Page and application data records
--------------------------------

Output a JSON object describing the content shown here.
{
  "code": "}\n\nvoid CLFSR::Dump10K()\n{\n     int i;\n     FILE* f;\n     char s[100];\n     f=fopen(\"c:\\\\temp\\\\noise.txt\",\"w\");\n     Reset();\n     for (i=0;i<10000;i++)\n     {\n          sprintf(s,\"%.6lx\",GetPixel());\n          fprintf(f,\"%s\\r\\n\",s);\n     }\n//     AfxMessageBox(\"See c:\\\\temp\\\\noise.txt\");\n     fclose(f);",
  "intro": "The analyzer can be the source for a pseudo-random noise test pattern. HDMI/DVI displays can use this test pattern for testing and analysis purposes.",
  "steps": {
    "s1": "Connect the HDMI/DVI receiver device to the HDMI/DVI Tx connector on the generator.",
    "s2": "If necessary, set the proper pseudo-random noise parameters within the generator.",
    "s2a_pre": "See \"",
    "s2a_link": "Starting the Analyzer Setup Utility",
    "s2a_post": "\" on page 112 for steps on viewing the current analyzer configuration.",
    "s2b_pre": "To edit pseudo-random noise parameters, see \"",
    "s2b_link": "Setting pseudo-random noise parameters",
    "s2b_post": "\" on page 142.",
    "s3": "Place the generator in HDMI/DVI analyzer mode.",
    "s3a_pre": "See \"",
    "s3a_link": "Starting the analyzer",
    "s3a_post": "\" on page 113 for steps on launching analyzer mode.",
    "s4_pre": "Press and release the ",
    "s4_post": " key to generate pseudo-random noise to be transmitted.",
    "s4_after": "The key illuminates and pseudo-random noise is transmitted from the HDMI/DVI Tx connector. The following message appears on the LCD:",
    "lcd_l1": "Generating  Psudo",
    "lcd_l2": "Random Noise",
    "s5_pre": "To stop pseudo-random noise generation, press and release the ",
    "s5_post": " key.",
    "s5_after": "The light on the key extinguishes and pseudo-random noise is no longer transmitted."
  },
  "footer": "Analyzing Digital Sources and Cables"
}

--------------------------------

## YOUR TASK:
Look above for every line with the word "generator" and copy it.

## EXERCISE OUTPUT:
    "s1": "Connect the HDMI/DVI receiver device to the HDMI/DVI Tx connector on the generator.",
    "s2": "If necessary, set the proper pseudo-random noise parameters within the generator.",
    "s3": "Place the generator in HDMI/DVI analyzer mode.",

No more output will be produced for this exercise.